--- START ---

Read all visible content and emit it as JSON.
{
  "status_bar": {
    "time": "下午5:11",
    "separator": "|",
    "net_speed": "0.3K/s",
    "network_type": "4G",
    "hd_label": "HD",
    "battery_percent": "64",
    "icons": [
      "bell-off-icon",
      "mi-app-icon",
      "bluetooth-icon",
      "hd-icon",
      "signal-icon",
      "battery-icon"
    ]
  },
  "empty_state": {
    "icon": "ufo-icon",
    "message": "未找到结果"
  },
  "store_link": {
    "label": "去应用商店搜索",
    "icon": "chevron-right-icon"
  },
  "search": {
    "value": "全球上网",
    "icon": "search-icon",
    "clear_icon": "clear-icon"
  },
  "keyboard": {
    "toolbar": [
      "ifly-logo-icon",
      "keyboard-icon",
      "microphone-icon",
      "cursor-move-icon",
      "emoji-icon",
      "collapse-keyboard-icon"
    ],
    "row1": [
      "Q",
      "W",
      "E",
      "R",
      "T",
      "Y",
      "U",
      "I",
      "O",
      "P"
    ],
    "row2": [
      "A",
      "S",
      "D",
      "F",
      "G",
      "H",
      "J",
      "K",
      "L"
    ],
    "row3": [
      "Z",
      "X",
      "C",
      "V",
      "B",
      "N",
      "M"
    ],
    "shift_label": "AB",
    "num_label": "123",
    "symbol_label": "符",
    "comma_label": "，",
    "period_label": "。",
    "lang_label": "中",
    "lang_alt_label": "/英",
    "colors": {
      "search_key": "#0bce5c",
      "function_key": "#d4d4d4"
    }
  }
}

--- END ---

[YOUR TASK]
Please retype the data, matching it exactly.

[RESPONSE TO THIS EXERCISE]
Read all visible content and emit it as JSON.
{
  "status_bar": {
    "time": "下午5:11",
    "separator": "|",
    "net_speed": "0.3K/s",
    "network_type": "4G",
    "hd_label": "HD",
    "battery_percent": "64",
    "icons": [
      "bell-off-icon",
      "mi-app-icon",
      "bluetooth-icon",
      "hd-icon",
      "signal-icon",
      "battery-icon"
    ]
  },
  "empty_state": {
    "icon": "ufo-icon",
    "message": "未找到结果"
  },
  "store_link": {
    "label": "去应用商店搜索",
    "icon": "chevron-right-icon"
  },
  "search": {
    "value": "全球上网",
    "icon": "search-icon",
    "clear_icon": "clear-icon"
  },
  "keyboard": {
    "toolbar": [
      "ifly-logo-icon",
      "keyboard-icon",
      "microphone-icon",
      "cursor-move-icon",
      "emoji-icon",
      "collapse-keyboard-icon"
    ],
    "row1": [
      "Q",
      "W",
      "E",
      "R",
      "T",
      "Y",
      "U",
      "I",
      "O",
      "P"
    ],
    "row2": [
      "A",
      "S",
      "D",
      "F",
      "G",
      "H",
      "J",
      "K",
      "L"
    ],
    "row3": [
      "Z",
      "X",
      "C",
      "V",
      "B",
      "N",
      "M"
    ],
    "shift_label": "AB",
    "num_label": "123",
    "symbol_label": "符",
    "comma_label": "，",
    "period_label": "。",
    "lang_label": "中",
    "lang_alt_label": "/英",
    "colors": {
      "search_key": "#0bce5c",
      "function_key": "#d4d4d4"
    }
  }
}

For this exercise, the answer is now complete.